§ WHAT THE TASK REQUIRES:
The answer must be an exact copy of the records below, with every picture left out.

§ SOURCE MATERIAL:
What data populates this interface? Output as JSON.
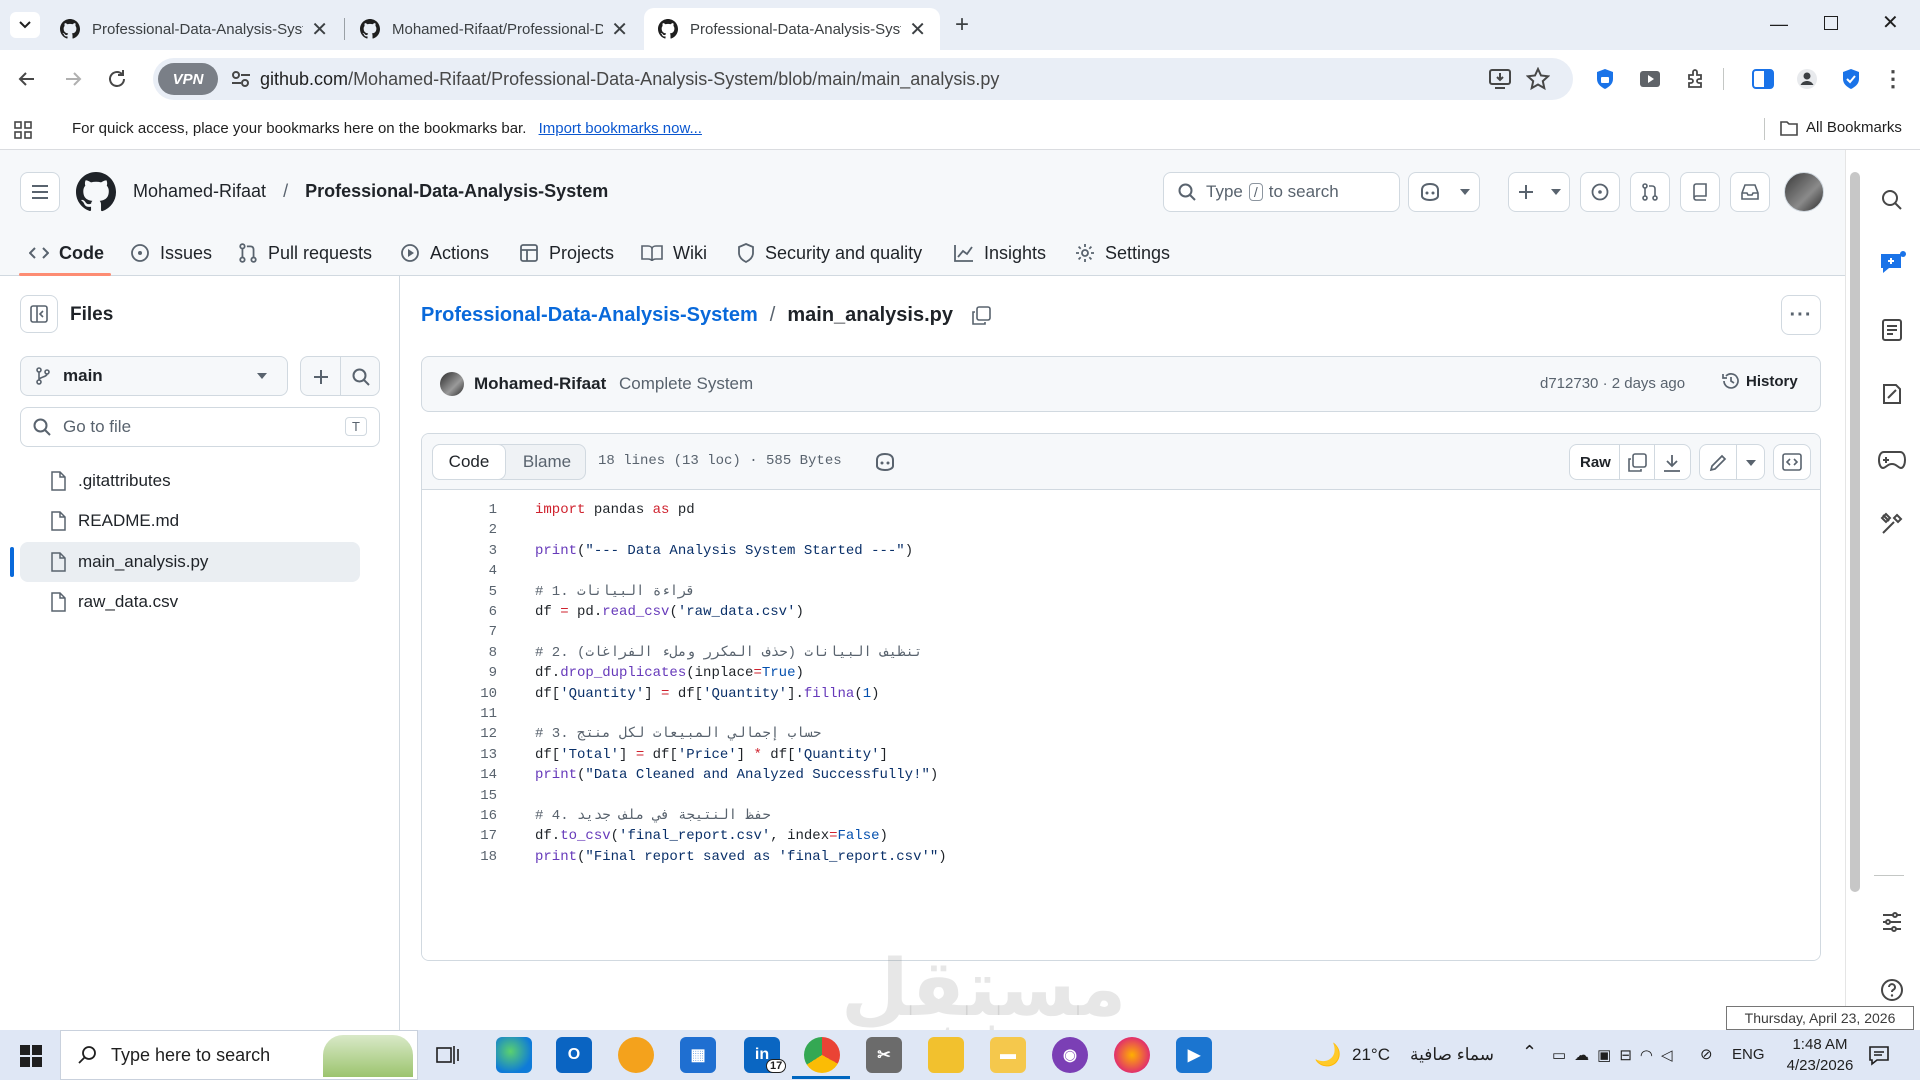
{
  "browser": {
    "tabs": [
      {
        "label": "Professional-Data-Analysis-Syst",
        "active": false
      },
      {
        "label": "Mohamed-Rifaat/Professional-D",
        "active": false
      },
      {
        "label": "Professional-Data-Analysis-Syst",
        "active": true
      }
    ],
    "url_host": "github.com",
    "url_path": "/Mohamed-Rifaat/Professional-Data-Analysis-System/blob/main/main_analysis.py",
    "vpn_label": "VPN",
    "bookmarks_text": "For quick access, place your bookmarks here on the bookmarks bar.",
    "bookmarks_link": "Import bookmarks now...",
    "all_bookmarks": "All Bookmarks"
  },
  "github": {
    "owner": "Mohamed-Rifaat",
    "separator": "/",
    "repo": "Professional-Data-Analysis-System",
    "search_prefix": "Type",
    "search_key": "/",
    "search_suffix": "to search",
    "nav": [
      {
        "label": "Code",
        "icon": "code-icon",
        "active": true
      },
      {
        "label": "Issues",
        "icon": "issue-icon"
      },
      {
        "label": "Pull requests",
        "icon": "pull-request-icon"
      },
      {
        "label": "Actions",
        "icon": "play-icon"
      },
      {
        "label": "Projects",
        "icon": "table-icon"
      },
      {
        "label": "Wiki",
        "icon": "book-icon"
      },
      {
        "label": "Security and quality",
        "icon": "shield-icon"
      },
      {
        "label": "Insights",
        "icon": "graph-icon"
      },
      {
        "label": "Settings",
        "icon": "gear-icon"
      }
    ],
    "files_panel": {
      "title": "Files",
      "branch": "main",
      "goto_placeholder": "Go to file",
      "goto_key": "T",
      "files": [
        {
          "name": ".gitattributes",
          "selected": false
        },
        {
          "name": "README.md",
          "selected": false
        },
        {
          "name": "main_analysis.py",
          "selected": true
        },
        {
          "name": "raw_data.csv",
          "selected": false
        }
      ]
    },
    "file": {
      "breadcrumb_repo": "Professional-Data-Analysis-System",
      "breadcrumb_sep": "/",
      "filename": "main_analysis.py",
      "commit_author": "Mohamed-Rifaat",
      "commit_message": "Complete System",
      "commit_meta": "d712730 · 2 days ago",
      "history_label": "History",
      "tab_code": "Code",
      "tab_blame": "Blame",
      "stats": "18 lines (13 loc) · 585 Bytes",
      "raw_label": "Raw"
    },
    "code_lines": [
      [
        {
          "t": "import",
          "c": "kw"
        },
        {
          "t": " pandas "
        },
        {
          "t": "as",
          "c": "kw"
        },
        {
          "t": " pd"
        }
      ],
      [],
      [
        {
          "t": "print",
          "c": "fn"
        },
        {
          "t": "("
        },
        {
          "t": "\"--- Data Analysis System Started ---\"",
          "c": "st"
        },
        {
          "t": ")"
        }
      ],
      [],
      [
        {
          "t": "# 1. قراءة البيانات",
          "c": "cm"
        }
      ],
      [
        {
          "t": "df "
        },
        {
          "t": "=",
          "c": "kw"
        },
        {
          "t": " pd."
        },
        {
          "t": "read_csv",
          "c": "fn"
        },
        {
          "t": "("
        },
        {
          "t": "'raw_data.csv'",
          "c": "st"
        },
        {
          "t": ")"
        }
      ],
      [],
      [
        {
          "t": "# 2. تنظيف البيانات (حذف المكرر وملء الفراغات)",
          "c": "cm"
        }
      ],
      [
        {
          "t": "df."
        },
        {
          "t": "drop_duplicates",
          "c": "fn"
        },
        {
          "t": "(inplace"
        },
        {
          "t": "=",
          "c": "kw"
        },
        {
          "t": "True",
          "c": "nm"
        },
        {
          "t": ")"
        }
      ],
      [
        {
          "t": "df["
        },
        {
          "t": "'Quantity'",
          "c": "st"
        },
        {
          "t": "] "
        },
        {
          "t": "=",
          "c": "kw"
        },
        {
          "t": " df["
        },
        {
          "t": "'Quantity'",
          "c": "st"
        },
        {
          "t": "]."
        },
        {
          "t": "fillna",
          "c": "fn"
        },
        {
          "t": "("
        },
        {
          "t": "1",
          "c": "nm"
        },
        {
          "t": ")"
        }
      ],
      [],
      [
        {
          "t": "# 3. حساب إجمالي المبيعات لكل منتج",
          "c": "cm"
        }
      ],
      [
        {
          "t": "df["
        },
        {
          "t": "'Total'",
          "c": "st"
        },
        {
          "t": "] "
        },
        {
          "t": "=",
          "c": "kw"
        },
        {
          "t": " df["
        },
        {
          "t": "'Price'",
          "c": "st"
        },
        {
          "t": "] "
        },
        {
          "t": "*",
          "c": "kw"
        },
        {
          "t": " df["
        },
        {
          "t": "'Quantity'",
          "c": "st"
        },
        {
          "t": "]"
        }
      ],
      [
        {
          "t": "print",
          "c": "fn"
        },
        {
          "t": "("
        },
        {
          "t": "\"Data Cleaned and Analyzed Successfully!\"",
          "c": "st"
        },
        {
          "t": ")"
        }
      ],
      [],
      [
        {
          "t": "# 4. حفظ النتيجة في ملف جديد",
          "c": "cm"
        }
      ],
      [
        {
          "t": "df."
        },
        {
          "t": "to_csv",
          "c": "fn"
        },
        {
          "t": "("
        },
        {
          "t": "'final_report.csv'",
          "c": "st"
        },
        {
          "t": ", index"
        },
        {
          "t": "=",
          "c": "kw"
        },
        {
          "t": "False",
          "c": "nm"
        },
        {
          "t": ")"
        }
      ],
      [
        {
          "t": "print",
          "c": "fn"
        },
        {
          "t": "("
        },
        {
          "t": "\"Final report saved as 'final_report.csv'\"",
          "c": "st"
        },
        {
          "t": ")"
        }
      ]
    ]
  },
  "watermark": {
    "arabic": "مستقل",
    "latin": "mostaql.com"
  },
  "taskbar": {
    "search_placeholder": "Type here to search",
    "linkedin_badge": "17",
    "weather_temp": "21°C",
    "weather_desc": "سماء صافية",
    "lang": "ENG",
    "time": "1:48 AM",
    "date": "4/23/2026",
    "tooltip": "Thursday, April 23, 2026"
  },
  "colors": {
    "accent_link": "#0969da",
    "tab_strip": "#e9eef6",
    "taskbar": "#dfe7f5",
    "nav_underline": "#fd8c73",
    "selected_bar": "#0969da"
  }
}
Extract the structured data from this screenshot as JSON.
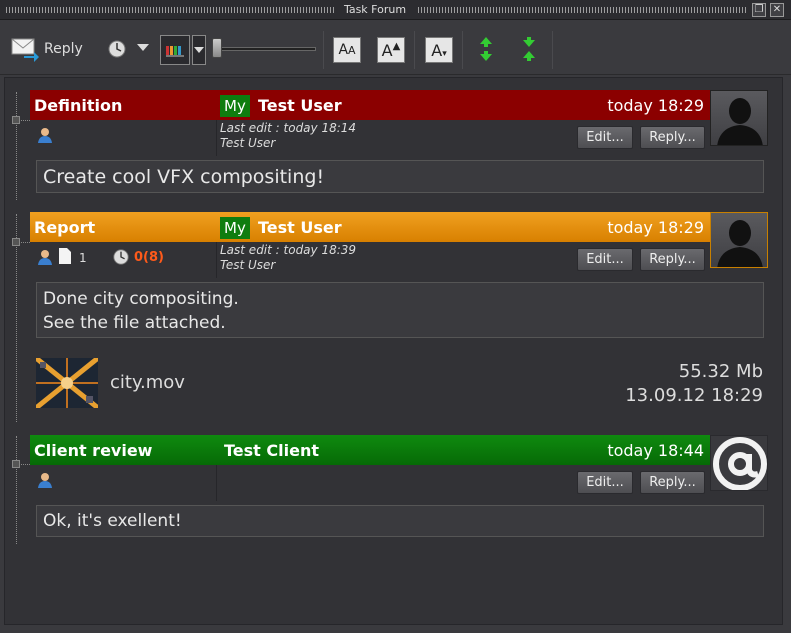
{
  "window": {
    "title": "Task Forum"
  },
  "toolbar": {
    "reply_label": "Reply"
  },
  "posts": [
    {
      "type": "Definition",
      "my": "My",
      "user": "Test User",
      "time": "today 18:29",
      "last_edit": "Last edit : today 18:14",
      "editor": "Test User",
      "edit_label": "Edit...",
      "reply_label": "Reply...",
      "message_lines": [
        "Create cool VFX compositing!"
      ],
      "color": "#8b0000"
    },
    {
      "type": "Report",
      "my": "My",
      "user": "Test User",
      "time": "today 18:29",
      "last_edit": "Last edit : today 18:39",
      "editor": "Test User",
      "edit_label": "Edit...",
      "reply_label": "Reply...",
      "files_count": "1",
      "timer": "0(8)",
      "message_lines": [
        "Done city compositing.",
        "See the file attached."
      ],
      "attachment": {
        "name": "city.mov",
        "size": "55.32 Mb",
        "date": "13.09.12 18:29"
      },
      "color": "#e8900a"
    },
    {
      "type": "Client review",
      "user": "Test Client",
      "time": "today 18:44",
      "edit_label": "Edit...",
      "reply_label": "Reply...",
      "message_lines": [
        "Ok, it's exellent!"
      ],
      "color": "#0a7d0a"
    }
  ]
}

§ OUTPUT BELOW:
What data populates this interface? Output as JSON.
{
  "browser": {
    "tabs": [
      {
        "label": "Professional-Data-Analysis-Syst",
        "active": false
      },
      {
        "label": "Mohamed-Rifaat/Professional-D",
        "active": false
      },
      {
        "label": "Professional-Data-Analysis-Syst",
        "active": true
      }
    ],
    "url_host": "github.com",
    "url_path": "/Mohamed-Rifaat/Professional-Data-Analysis-System/blob/main/main_analysis.py",
    "vpn_label": "VPN",
    "bookmarks_text": "For quick access, place your bookmarks here on the bookmarks bar.",
    "bookmarks_link": "Import bookmarks now...",
    "all_bookmarks": "All Bookmarks"
  },
  "github": {
    "owner": "Mohamed-Rifaat",
    "separator": "/",
    "repo": "Professional-Data-Analysis-System",
    "search_prefix": "Type",
    "search_key": "/",
    "search_suffix": "to search",
    "nav": [
      {
        "label": "Code",
        "icon": "code-icon",
        "active": true
      },
      {
        "label": "Issues",
        "icon": "issue-icon"
      },
      {
        "label": "Pull requests",
        "icon": "pull-request-icon"
      },
      {
        "label": "Actions",
        "icon": "play-icon"
      },
      {
        "label": "Projects",
        "icon": "table-icon"
      },
      {
        "label": "Wiki",
        "icon": "book-icon"
      },
      {
        "label": "Security and quality",
        "icon": "shield-icon"
      },
      {
        "label": "Insights",
        "icon": "graph-icon"
      },
      {
        "label": "Settings",
        "icon": "gear-icon"
      }
    ],
    "files_panel": {
      "title": "Files",
      "branch": "main",
      "goto_placeholder": "Go to file",
      "goto_key": "T",
      "files": [
        {
          "name": ".gitattributes",
          "selected": false
        },
        {
          "name": "README.md",
          "selected": false
        },
        {
          "name": "main_analysis.py",
          "selected": true
        },
        {
          "name": "raw_data.csv",
          "selected": false
        }
      ]
    },
    "file": {
      "breadcrumb_repo": "Professional-Data-Analysis-System",
      "breadcrumb_sep": "/",
      "filename": "main_analysis.py",
      "commit_author": "Mohamed-Rifaat",
      "commit_message": "Complete System",
      "commit_meta": "d712730 · 2 days ago",
      "history_label": "History",
      "tab_code": "Code",
      "tab_blame": "Blame",
      "stats": "18 lines (13 loc) · 585 Bytes",
      "raw_label": "Raw"
    },
    "code_lines": [
      [
        {
          "t": "import",
          "c": "kw"
        },
        {
          "t": " pandas "
        },
        {
          "t": "as",
          "c": "kw"
        },
        {
          "t": " pd"
        }
      ],
      [],
      [
        {
          "t": "print",
          "c": "fn"
        },
        {
          "t": "("
        },
        {
          "t": "\"--- Data Analysis System Started ---\"",
          "c": "st"
        },
        {
          "t": ")"
        }
      ],
      [],
      [
        {
          "t": "# 1. قراءة البيانات",
          "c": "cm"
        }
      ],
      [
        {
          "t": "df "
        },
        {
          "t": "=",
          "c": "kw"
        },
        {
          "t": " pd."
        },
        {
          "t": "read_csv",
          "c": "fn"
        },
        {
          "t": "("
        },
        {
          "t": "'raw_data.csv'",
          "c": "st"
        },
        {
          "t": ")"
        }
      ],
      [],
      [
        {
          "t": "# 2. تنظيف البيانات (حذف المكرر وملء الفراغات)",
          "c": "cm"
        }
      ],
      [
        {
          "t": "df."
        },
        {
          "t": "drop_duplicates",
          "c": "fn"
        },
        {
          "t": "(inplace"
        },
        {
          "t": "=",
          "c": "kw"
        },
        {
          "t": "True",
          "c": "nm"
        },
        {
          "t": ")"
        }
      ],
      [
        {
          "t": "df["
        },
        {
          "t": "'Quantity'",
          "c": "st"
        },
        {
          "t": "] "
        },
        {
          "t": "=",
          "c": "kw"
        },
        {
          "t": " df["
        },
        {
          "t": "'Quantity'",
          "c": "st"
        },
        {
          "t": "]."
        },
        {
          "t": "fillna",
          "c": "fn"
        },
        {
          "t": "("
        },
        {
          "t": "1",
          "c": "nm"
        },
        {
          "t": ")"
        }
      ],
      [],
      [
        {
          "t": "# 3. حساب إجمالي المبيعات لكل منتج",
          "c": "cm"
        }
      ],
      [
        {
          "t": "df["
        },
        {
          "t": "'Total'",
          "c": "st"
        },
        {
          "t": "] "
        },
        {
          "t": "=",
          "c": "kw"
        },
        {
          "t": " df["
        },
        {
          "t": "'Price'",
          "c": "st"
        },
        {
          "t": "] "
        },
        {
          "t": "*",
          "c": "kw"
        },
        {
          "t": " df["
        },
        {
          "t": "'Quantity'",
          "c": "st"
        },
        {
          "t": "]"
        }
      ],
      [
        {
          "t": "print",
          "c": "fn"
        },
        {
          "t": "("
        },
        {
          "t": "\"Data Cleaned and Analyzed Successfully!\"",
          "c": "st"
        },
        {
          "t": ")"
        }
      ],
      [],
      [
        {
          "t": "# 4. حفظ النتيجة في ملف جديد",
          "c": "cm"
        }
      ],
      [
        {
          "t": "df."
        },
        {
          "t": "to_csv",
          "c": "fn"
        },
        {
          "t": "("
        },
        {
          "t": "'final_report.csv'",
          "c": "st"
        },
        {
          "t": ", index"
        },
        {
          "t": "=",
          "c": "kw"
        },
        {
          "t": "False",
          "c": "nm"
        },
        {
          "t": ")"
        }
      ],
      [
        {
          "t": "print",
          "c": "fn"
        },
        {
          "t": "("
        },
        {
          "t": "\"Final report saved as 'final_report.csv'\"",
          "c": "st"
        },
        {
          "t": ")"
        }
      ]
    ]
  },
  "watermark": {
    "arabic": "مستقل",
    "latin": "mostaql.com"
  },
  "taskbar": {
    "search_placeholder": "Type here to search",
    "linkedin_badge": "17",
    "weather_temp": "21°C",
    "weather_desc": "سماء صافية",
    "lang": "ENG",
    "time": "1:48 AM",
    "date": "4/23/2026",
    "tooltip": "Thursday, April 23, 2026"
  },
  "colors": {
    "accent_link": "#0969da",
    "tab_strip": "#e9eef6",
    "taskbar": "#dfe7f5",
    "nav_underline": "#fd8c73",
    "selected_bar": "#0969da"
  }
}
Extract the structured data from this screenshot as JSON.
{
  "window": {
    "title": "Task Forum"
  },
  "toolbar": {
    "reply_label": "Reply"
  },
  "posts": [
    {
      "type": "Definition",
      "my": "My",
      "user": "Test User",
      "time": "today 18:29",
      "last_edit": "Last edit : today 18:14",
      "editor": "Test User",
      "edit_label": "Edit...",
      "reply_label": "Reply...",
      "message_lines": [
        "Create cool VFX compositing!"
      ],
      "color": "#8b0000"
    },
    {
      "type": "Report",
      "my": "My",
      "user": "Test User",
      "time": "today 18:29",
      "last_edit": "Last edit : today 18:39",
      "editor": "Test User",
      "edit_label": "Edit...",
      "reply_label": "Reply...",
      "files_count": "1",
      "timer": "0(8)",
      "message_lines": [
        "Done city compositing.",
        "See the file attached."
      ],
      "attachment": {
        "name": "city.mov",
        "size": "55.32 Mb",
        "date": "13.09.12 18:29"
      },
      "color": "#e8900a"
    },
    {
      "type": "Client review",
      "user": "Test Client",
      "time": "today 18:44",
      "edit_label": "Edit...",
      "reply_label": "Reply...",
      "message_lines": [
        "Ok, it's exellent!"
      ],
      "color": "#0a7d0a"
    }
  ]
}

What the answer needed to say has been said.